And once again, Republicans have done very well in this election. So there is a bit of irony here in saying that we have to do this to protect the integrity of the vote. A vote they mostly won.
– And Christina, what happens next with this bill? And how does it compare to other states that have passed or are trying to change their election laws?
CHRISTINA RUFFINI: It goes along with its predecessors, doesn’t it. We have seen this in Florida. We have seen this in Georgia. What we hear from small businesses, big businesses in Texas who are worried about this because they fear backlash, as is the case with big business as we saw in these other states.
But it’s really driven by those Republican voters, especially Trump voters, who want to believe there was some kind of wrongdoing in the last election. And that’s why they lost, isn’t it. They simply refused to believe that the president could have lost on the merits.
Time and time again we have said that is not true. Time and time again, there has been no real evidence of widespread fraud. But it doesn’t matter. It doesn’t seem to matter to these people. As you’ve heard Republican Mike McCaul of Texas say, it’s all about optics. Someone else said this morning that this is a solution looking for a problem. But regardless, he seems to be popular with the electoral base.
Look, the midterms are coming next year. It’s about re-election and appealing to what people think they want. And that sounds like electoral reform in a state where voter fraud doesn’t really seem like a big deal.
– Meanwhile, President Biden initially set a Memorial Day deadline to reach agreement on a bipartisan infrastructure package. But this will not be achieved today. So where are the negotiations at this stage?
CHRISTINA RUFFINI: They are in progress. But we have the impression that there is a clock on it. The rhetoric from White House Transportation Secretary Pete Buttigieg seems to be OK, we’re working on it, but, you know, they’re losing a little patience. However, they are still negotiating. Republican negotiating team chief Shelley Moore Capito said over the weekend that she believed the negotiations were going well. Let her say the White House is negotiating in good faith. They will continue for the time being.
However, the two sides are still very far apart. Not just on the numbers, but on the definition of what counts as infrastructure, right. Republicans want to see it as something you can hit with a hammer, don’t they. Bridges, railways, trains, stations, it all. The President of the White House argues that infrastructure must also include these social safety nets that help support people so they can enjoy all other things.
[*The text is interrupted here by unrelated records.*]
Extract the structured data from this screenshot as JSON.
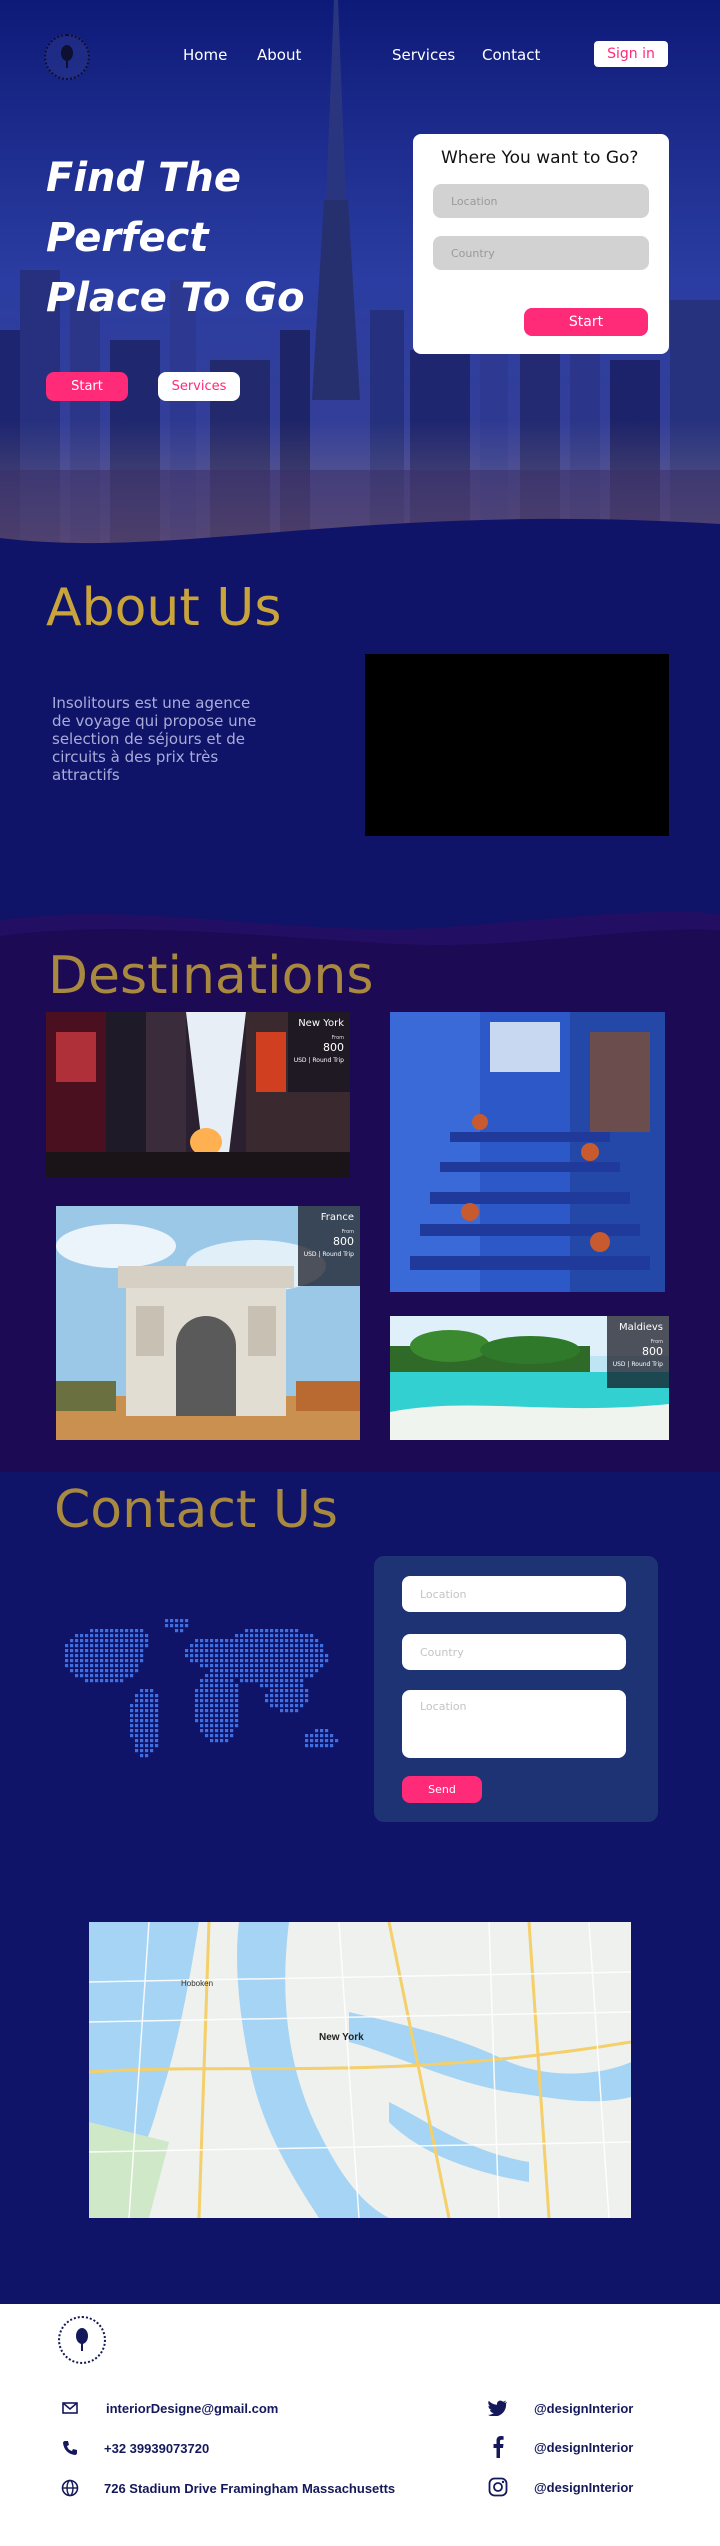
{
  "nav": {
    "links": [
      "Home",
      "About",
      "Services",
      "Contact"
    ],
    "signin_label": "Sign in"
  },
  "hero": {
    "title_lines": [
      "Find The",
      "Perfect",
      "Place To Go"
    ],
    "start_label": "Start",
    "services_label": "Services"
  },
  "search": {
    "title": "Where You want to Go?",
    "location_placeholder": "Location",
    "country_placeholder": "Country",
    "button_label": "Start"
  },
  "about": {
    "title": "About Us",
    "text": "Insolitours est une agence de voyage qui propose une selection de séjours et de circuits à des prix très attractifs"
  },
  "destinations": {
    "title": "Destinations",
    "cards": [
      {
        "city": "New York",
        "from": "From",
        "price": "800",
        "unit": "USD | Round Trip"
      },
      {
        "city": "France",
        "from": "From",
        "price": "800",
        "unit": "USD | Round Trip"
      },
      {
        "city": "Maldievs",
        "from": "From",
        "price": "800",
        "unit": "USD | Round Trip"
      }
    ]
  },
  "contact": {
    "title": "Contact Us",
    "location_placeholder": "Location",
    "country_placeholder": "Country",
    "message_placeholder": "Location",
    "send_label": "Send"
  },
  "map": {
    "city_label": "New York",
    "hoboken_label": "Hoboken"
  },
  "footer": {
    "email": "interiorDesigne@gmail.com",
    "phone": "+32 39939073720",
    "address": "726 Stadium Drive Framingham Massachusetts",
    "twitter": "@designInterior",
    "facebook": "@designInterior",
    "instagram": "@designInterior"
  },
  "colors": {
    "accent_pink": "#ff2a78",
    "section_gold": "#c9a43b",
    "page_navy": "#101469",
    "dest_purple": "#1c0a55"
  },
  "icons": [
    "logo-icon",
    "mail-icon",
    "phone-icon",
    "globe-icon",
    "twitter-icon",
    "facebook-icon",
    "instagram-icon"
  ]
}
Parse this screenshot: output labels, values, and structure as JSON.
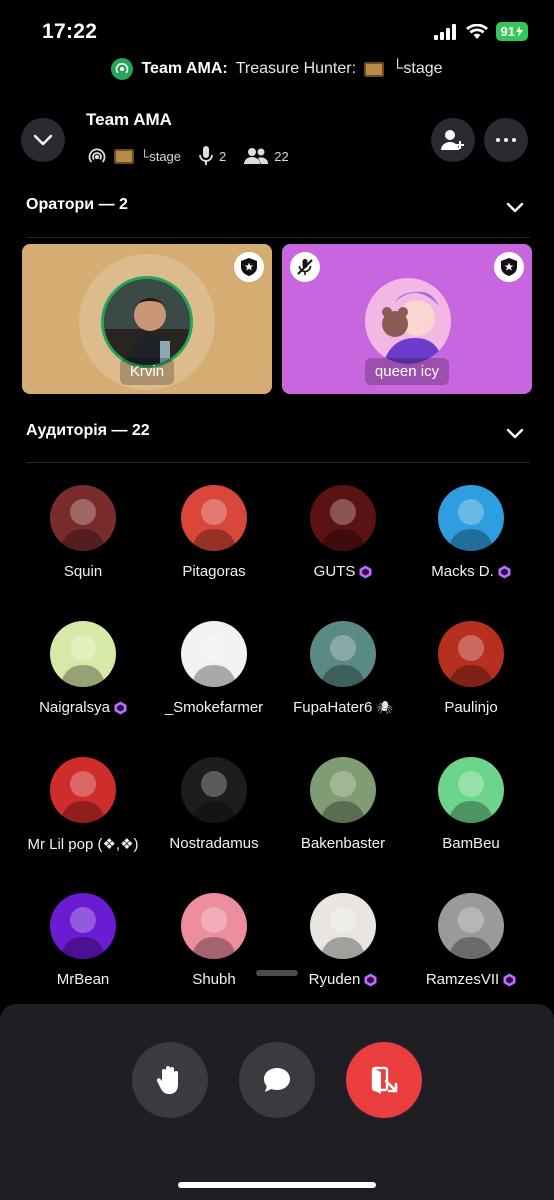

And to make our economy more resilient the next time it’s tested in something like a pandemic.
So, more than numbers, they’re going to have to find some sort of theoretical agreement on what the definition of infrastructure really is if they hope to come up with a compromise bill. And to be honest, that seems unlikely even if they are negotiating in good faith.
– We will look. Christina Ruffini, thank you for joining us.
CHRISTINA RUFFINI: Thank you.